Just before 3:30 am on June 19th, somewhere near the Euphrates river in the deserts of Syria, one of Pan Am Flight 121’s engines fell from its harness, leaking fuel and stoking a massive fire on the wing of the plane. Eugene comforted another screaming passenger as the plane crashed to the ground. He suffered broken ribs, but seven crew and eight passengers lost their lives. Eugene sprang into action and helped to yank survivors out of the burning wreckage before taking command of the site when he realized the captain was dead.
Eugene set up a triage station where injured people could receive some type of first aid treatment. He also organized a search party to scan the desert for assistance. By midday, the Syrian Army, having heard the radio transmission of their position while the plane was in trouble, found the crash site, and brought the survivors, including the heroic Eugene, to a hospital in Deir ez-Zor before some were flown to Damascus.
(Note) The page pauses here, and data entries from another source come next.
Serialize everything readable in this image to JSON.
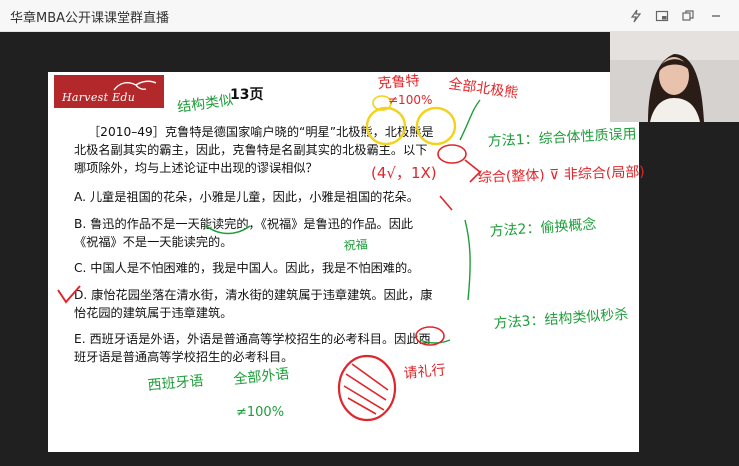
{
  "window": {
    "title": "华章MBA公开课课堂群直播"
  },
  "slide": {
    "logo_text": "Harvest Edu",
    "page_label": "13页",
    "question_lines": [
      "［2010–49］克鲁特是德国家喻户晓的“明星”北极熊，北极熊是",
      "北极名副其实的霸主，因此，克鲁特是名副其实的北极霸主。以下",
      "哪项除外，均与上述论证中出现的谬误相似？"
    ],
    "options": [
      "A. 儿童是祖国的花朵，小雅是儿童，因此，小雅是祖国的花朵。",
      "B. 鲁迅的作品不是一天能读完的，《祝福》是鲁迅的作品。因此",
      "《祝福》不是一天能读完的。",
      "C. 中国人是不怕困难的，我是中国人。因此，我是不怕困难的。",
      "D. 康怡花园坐落在清水街，清水街的建筑属于违章建筑。因此，康",
      "怡花园的建筑属于违章建筑。",
      "E. 西班牙语是外语，外语是普通高等学校招生的必考科目。因此西",
      "班牙语是普通高等学校招生的必考科目。"
    ]
  },
  "annotations": {
    "top_red": "克鲁特",
    "top_red_percent": "≠100%",
    "top_red_right": "全部北极熊",
    "structure": "结构类似",
    "method1": "方法1：综合体性质误用",
    "method1_sub": "(4√，1X)",
    "method1_sub2": "综合(整体) ⊽ 非综合(局部)",
    "method2": "方法2：偷换概念",
    "method3": "方法3：结构类似秒杀",
    "b_notes": "祝福",
    "e_notes1": "西班牙语",
    "e_notes2": "全部外语",
    "e_notes3": "≠100%",
    "choose": "请礼行"
  },
  "colors": {
    "red_ink": "#e0262a",
    "green_ink": "#1e9e3a",
    "yellow_ink": "#f2d21a",
    "brand": "#b3282a"
  }
}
After finally returning home to the United States, Eugene couldn’t have been blamed if he’d had enough of airplanes for a while. The full investigation resulted in commendations for Eugene and the other crew members and admonishment for Pan Am for failing to replace a faulty engine, which the company had known about before that fateful flight. Eugene, however, stayed on with the airline until yet another incident finally made him call it quits. Enough is enough, even for an intrepid, battle-tested, veteran pilot.
Eugene went back to California and took up a new career: writing television shows. He had a few minor successes, but one particular show would make him a legend. When he finally got a television station to run with a little story about a brave young spaceship Captain from Iowa and his quirky science officer from another planet, Star Trek was born. Eugene, who preferred to be called Gene, as in Gene Roddenberry, cemented his place as the creator of one of the most prolific science fiction shows of all time. The man who went on nearly a hundred combat missions and kept flying despite numerous brushes with the ultimate tragedy would boldly go on to help revive a genre that was once on life support. The 13 movies from Star Trek: The Motion Picture (1979) to Star Trek Beyond (2016) have grossed roughly $2.3 billion in revenues to date. The impact to not just science fiction, but to the cultural shifts worldwide is hard to overstate. Whether it's the legions of Trekkies flocking to their nearest convention hall to hope to get a glimpse of their heroes like William Shatner, or real-life scientists, astronauts, and inventors who can honestly attribute their careers to Gene's creative talents, it's clear that his work will live on. When humans finally do make contact with another species capable of receiving our calls, Gene's spirit will be there as humanity finds its true place in the galaxy. Wherever we go, let us go boldly.